Problem to work on | Scan the material for the string "title" and copy out every line in which it occurs.
Segment Open
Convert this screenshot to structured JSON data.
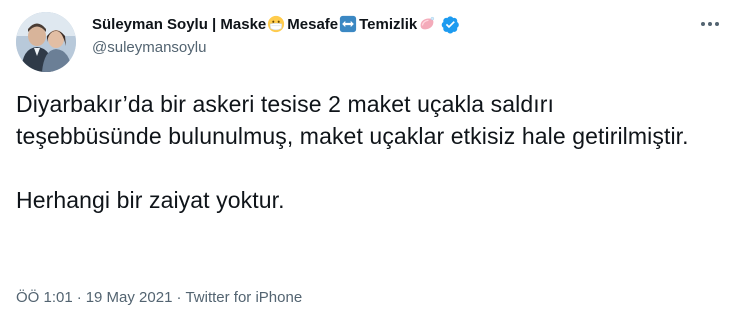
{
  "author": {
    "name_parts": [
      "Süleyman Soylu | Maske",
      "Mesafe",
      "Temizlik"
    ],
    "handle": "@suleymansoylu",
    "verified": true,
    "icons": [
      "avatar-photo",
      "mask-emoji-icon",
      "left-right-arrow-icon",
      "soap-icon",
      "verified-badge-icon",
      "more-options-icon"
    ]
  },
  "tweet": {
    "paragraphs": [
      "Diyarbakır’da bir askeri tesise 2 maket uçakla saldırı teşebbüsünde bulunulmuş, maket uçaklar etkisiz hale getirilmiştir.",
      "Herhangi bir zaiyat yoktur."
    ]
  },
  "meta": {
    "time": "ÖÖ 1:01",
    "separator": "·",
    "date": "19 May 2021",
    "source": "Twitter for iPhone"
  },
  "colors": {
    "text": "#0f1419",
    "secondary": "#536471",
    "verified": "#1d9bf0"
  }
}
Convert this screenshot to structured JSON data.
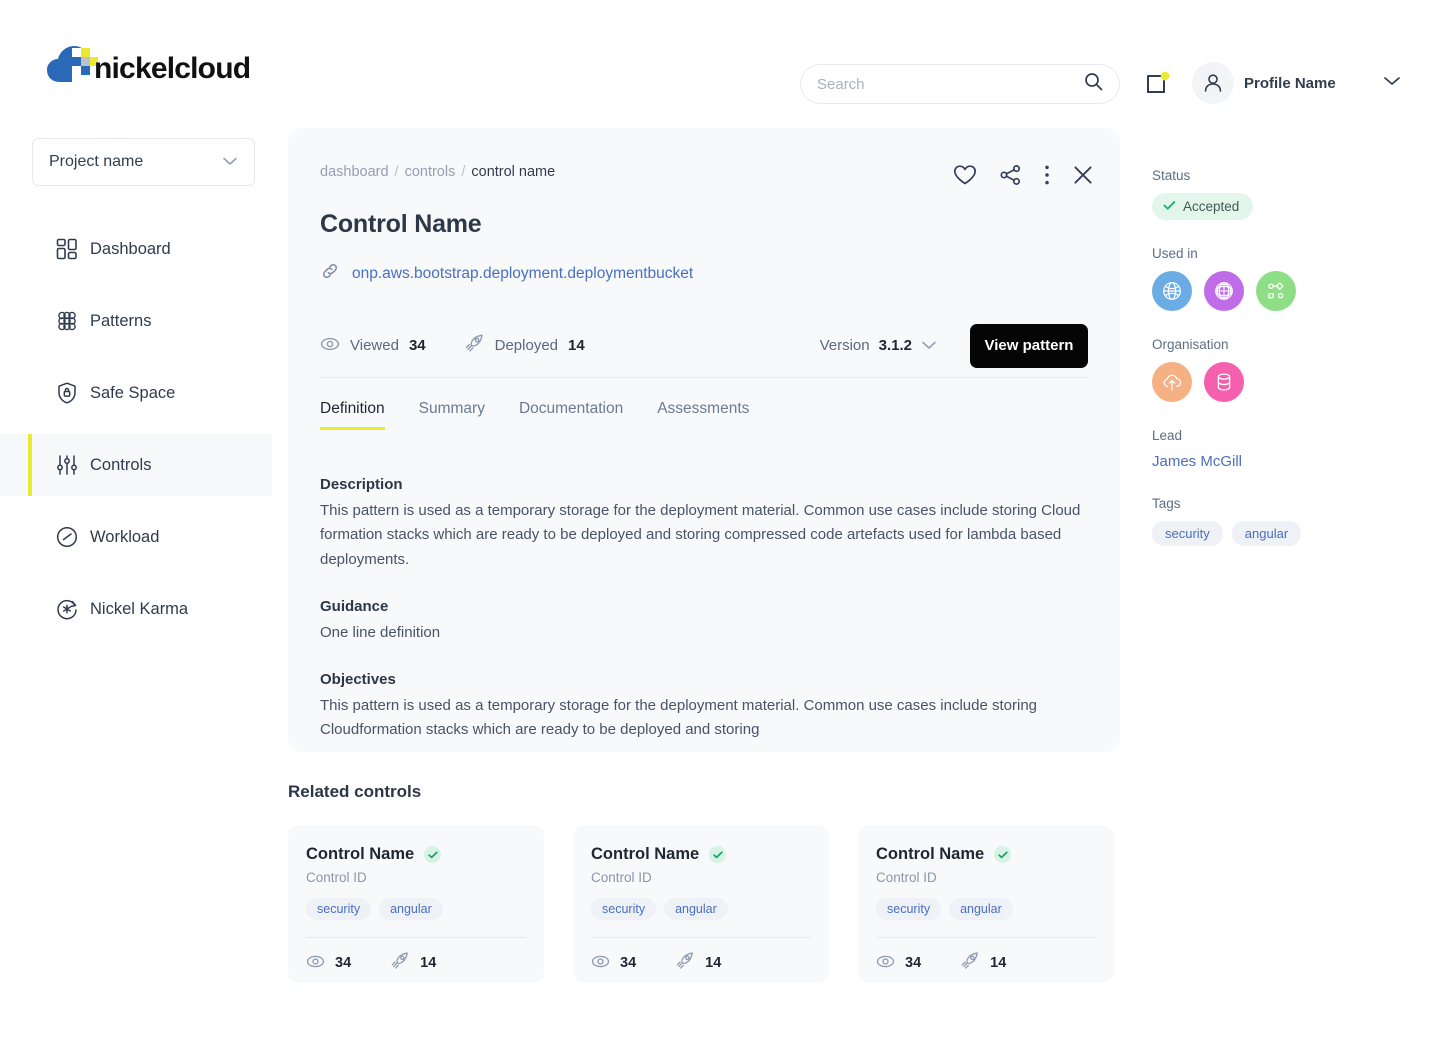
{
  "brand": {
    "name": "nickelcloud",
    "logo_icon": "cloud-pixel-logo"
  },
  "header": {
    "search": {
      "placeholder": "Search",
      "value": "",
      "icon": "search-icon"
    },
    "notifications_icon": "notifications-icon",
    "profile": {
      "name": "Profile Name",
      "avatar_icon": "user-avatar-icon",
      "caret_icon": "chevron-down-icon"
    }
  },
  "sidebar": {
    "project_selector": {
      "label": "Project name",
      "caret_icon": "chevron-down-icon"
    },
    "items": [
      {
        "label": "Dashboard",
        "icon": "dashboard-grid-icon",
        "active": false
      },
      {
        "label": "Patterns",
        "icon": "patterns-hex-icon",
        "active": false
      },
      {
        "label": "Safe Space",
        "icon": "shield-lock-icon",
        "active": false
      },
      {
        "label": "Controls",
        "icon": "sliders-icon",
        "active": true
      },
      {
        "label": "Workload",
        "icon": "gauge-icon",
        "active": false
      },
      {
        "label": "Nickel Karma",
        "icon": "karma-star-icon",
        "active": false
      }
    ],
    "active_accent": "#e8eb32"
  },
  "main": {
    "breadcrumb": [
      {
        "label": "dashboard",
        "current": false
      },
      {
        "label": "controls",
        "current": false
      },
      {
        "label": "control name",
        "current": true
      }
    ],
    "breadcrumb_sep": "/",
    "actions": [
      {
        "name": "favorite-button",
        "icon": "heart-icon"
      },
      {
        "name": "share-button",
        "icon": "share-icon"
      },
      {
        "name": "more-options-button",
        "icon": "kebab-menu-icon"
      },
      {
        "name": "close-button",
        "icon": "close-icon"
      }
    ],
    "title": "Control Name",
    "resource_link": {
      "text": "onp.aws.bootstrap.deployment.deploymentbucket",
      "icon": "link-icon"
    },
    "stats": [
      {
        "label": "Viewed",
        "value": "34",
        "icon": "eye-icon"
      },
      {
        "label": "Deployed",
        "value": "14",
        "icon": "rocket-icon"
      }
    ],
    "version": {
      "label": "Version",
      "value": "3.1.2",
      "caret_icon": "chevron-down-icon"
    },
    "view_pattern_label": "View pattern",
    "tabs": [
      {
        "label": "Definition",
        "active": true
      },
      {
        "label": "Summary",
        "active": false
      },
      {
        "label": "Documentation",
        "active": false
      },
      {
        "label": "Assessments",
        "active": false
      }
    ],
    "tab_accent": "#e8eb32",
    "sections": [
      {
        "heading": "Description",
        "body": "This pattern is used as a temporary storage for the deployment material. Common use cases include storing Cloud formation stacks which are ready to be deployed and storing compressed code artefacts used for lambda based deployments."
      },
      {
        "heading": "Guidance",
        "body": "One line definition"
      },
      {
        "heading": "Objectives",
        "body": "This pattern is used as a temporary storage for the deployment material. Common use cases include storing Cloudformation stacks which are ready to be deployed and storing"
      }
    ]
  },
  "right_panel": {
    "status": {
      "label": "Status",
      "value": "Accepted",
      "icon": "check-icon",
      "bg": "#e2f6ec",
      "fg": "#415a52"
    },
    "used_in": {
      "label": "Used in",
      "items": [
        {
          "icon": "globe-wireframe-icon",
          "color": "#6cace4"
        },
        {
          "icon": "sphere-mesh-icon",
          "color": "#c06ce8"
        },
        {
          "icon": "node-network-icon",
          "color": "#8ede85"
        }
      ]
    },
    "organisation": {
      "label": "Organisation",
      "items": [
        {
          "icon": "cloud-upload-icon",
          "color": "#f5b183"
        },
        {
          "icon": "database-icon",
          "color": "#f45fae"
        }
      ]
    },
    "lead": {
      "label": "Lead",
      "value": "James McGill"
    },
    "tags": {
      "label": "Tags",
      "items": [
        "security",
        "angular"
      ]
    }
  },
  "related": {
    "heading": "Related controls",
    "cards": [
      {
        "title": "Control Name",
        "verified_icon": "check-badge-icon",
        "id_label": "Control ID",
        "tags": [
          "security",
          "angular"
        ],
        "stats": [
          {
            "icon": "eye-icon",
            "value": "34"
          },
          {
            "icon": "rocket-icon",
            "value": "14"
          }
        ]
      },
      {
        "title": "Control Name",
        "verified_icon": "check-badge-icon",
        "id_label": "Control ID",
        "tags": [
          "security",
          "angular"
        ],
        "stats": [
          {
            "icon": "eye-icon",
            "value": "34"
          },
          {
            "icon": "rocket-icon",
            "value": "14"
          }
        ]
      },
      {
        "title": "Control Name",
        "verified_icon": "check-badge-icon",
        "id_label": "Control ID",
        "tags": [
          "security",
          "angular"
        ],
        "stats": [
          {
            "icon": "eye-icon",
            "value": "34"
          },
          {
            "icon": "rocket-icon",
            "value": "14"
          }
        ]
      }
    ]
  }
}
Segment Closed
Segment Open
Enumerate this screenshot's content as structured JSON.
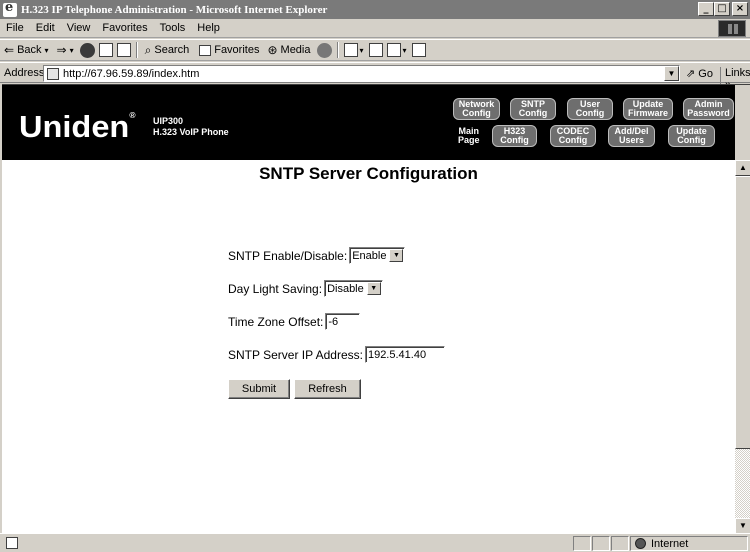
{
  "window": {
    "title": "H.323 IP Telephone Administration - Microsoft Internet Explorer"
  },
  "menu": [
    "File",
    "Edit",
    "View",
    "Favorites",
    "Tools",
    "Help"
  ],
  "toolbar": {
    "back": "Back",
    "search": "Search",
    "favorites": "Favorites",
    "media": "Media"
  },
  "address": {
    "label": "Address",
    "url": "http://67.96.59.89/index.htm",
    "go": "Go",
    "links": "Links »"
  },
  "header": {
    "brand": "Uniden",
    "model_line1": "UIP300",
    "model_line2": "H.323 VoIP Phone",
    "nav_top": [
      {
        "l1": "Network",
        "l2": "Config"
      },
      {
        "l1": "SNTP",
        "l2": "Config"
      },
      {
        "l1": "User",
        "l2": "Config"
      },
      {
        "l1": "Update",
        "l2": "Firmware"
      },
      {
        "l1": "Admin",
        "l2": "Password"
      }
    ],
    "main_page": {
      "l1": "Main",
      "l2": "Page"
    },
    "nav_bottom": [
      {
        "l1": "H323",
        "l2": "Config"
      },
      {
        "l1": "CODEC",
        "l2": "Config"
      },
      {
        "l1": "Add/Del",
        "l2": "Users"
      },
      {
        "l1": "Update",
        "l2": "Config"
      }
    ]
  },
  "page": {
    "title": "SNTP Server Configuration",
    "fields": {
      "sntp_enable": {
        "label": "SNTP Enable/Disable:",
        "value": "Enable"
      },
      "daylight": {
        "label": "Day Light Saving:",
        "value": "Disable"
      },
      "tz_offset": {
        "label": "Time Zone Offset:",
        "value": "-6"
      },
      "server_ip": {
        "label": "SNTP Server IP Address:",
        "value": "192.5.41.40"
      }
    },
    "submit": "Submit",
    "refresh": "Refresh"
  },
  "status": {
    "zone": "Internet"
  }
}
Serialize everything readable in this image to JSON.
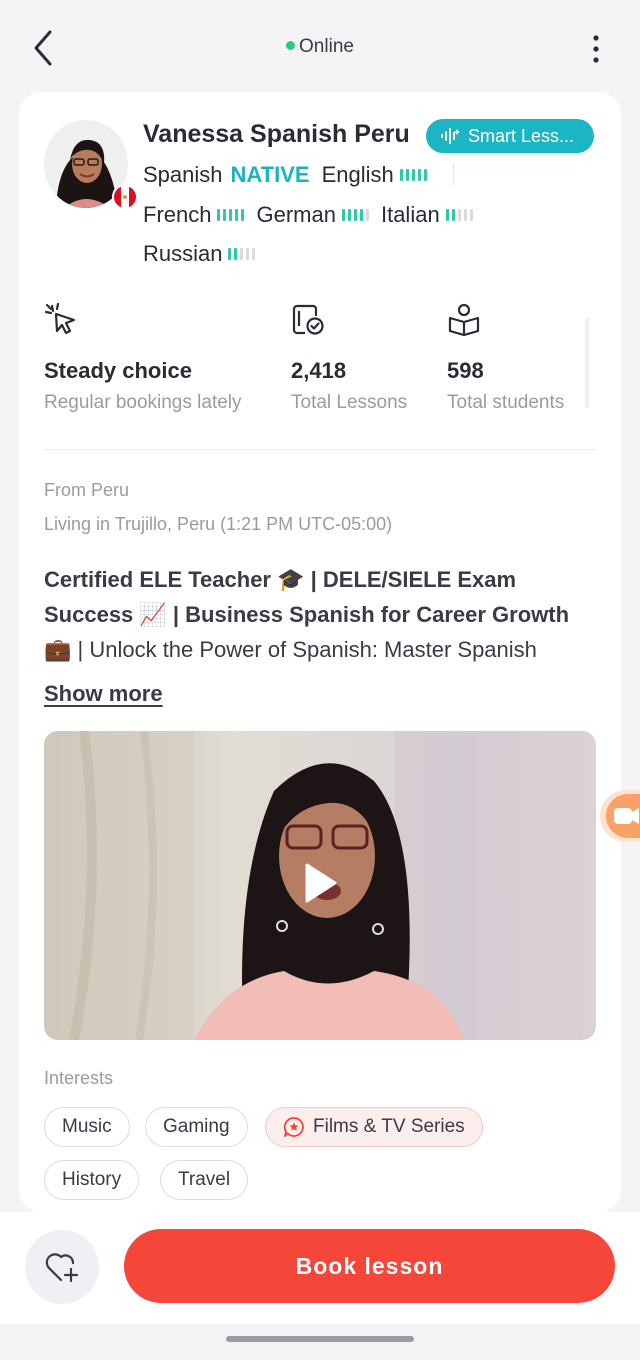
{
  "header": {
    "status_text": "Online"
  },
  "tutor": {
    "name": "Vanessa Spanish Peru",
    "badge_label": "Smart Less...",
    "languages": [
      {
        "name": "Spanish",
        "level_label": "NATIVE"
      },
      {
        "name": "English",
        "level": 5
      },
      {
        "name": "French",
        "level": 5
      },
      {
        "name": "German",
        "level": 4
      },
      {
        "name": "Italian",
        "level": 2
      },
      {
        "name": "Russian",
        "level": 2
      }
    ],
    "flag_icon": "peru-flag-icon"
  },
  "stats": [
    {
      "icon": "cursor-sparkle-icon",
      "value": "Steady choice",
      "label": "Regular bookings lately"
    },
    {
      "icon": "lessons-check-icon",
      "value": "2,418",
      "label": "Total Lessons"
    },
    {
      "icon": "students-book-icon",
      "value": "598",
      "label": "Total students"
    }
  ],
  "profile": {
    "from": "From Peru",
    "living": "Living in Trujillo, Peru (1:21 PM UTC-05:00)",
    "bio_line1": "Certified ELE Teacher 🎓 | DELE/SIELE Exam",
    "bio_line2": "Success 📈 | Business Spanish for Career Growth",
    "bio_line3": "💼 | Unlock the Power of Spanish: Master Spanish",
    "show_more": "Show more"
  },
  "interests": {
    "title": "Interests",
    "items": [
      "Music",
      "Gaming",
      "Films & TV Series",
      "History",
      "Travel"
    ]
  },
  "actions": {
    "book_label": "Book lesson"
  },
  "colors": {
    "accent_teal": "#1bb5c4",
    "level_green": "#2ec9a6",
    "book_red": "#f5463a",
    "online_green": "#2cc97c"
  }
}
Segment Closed
Output |
    "title": "Control Name",
        "title": "Control Name",
        "title": "Control Name",
        "title": "Control Name",
    "title": "H.323 IP Telephone Administration - Microsoft Internet Explorer"
    "title": "SNTP Server Configuration",
    "title": "Interests",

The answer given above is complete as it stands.